11. Preventing SCD1 expression prevents obesity

Post Your Comments:
(Date:10/30/2014)... soil subsidence and reduce greenhouse gas emissions, according ... by Dartmouth College researchers and their colleagues. , ... to continually measure the fluctuations of both carbon ... in the journal by Global Change ... organic soils has resulted in vast soil subsidence ...
(Date:10/30/2014)... 2014 – Bacteria in the gastrointestinal tract fulfill ... Yet, these same bacteria can induce strong inflammatory ... the gut and enter the bloodstream. , Although ... the body, chronic or systemic inflammation is linked ... established the involvement of inflammatory processes in the ...
(Date:10/29/2014)... a consequence of chemotherapy will benefit from a major ... that prevents hair loss. , The research is being ... cooling manufacturing company, Paxman Coolers, of Fenay Bridge, Huddersfield, ... of Huddersfield. , The research will be led by ... the pharmacology of cancer treatment, which he will use ...
Breaking Biology News(10 mins):Dartmouth study finds restoring wetlands can lessen soil sinkage, greenhouse gas emissions 2Breakdown in gut barriers to bacteria may promote inflammation and craving in alcoholics 2New technology on the way to aid cancer suffers who lose their hair after chemotherapy 2
(Date:10/31/2014)... 31, 2014 Having access to safe ... uphill battle in many corners of the globe. It’s ... community in northwestern Bolivia where many have been sickened ... from Fairfield University’s School of Engineering has been working ... Campesina (UAC), “the united college for the peasants.” A ...
(Date:10/31/2014)... Burlington, MA (PRWEB) October 31, 2014 ... is hosting a free learning webinar to introduce its ... managers, standards directors and biostatisticians. , Launched in September, ... the company's suite of clinical trial automation tools. For ... in a web browser. And by introducing Formations – ...

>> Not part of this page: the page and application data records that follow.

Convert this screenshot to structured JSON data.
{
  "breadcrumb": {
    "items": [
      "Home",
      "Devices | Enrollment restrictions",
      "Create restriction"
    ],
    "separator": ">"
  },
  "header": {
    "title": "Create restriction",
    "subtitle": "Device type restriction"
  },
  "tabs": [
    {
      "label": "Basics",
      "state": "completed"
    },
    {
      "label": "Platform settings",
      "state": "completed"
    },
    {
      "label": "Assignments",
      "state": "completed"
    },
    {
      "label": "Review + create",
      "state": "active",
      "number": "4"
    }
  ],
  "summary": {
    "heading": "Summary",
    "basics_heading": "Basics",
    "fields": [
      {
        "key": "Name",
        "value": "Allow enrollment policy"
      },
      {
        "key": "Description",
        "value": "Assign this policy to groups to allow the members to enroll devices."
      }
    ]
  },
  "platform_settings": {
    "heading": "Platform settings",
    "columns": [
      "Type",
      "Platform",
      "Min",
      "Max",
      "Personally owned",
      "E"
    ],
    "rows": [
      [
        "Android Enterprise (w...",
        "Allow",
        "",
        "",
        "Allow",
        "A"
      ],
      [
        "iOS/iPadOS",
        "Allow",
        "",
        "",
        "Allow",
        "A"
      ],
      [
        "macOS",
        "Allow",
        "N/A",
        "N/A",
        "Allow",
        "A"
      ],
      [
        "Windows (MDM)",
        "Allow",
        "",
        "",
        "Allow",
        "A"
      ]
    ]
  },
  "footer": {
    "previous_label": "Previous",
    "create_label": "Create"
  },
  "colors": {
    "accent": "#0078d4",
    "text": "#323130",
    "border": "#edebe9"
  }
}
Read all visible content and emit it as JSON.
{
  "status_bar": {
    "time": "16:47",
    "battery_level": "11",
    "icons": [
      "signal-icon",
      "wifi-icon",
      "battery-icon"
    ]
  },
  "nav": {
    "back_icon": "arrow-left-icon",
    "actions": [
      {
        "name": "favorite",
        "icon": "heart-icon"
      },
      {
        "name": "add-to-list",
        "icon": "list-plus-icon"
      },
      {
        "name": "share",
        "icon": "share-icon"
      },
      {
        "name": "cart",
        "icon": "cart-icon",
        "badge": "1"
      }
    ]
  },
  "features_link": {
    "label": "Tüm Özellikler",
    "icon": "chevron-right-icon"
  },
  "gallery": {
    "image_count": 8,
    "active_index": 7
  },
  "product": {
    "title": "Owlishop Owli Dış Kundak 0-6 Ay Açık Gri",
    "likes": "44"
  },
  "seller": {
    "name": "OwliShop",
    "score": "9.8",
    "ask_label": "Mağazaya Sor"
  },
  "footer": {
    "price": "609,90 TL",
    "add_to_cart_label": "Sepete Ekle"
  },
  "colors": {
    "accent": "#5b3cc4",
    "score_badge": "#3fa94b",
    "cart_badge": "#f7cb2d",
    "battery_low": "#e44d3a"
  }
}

(Date:10/31/2014)... (PRWEB) October 31, 2014 Stronger ... healthcare, construction, finance and consumer electronics will help ... reason, industry research firm IBISWorld has added a ... its growing industry report collection. , The Biometrics ... for biometric technologies such as fingerprint, iris, retina ...
(Date:10/30/2014)... 30, 2014  Ardelyx, Inc. (NASDAQ: ... cardio-renal, gastrointestinal and metabolic diseases, today announced that ... on Thursday, November 6, 2014. Following the announcement, ... conference call and webcast at 4:30pm ET to ... business update. The live webcast can ...
Breaking Biology Technology:Fairfield University School of Engineering project reduces illness in rural community 2Fairfield University School of Engineering project reduces illness in rural community 3Formedix to Introduce "Revolutionary" Clinical Trial Automation Software with Learning Webinar 2Biometrics Scan Software in the US Industry Market Research Report Now Available from IBISWorld 2Biometrics Scan Software in the US Industry Market Research Report Now Available from IBISWorld 3Ardelyx to Report Third Quarter 2014 Financial Results on November 6, 2014 2
Cached News: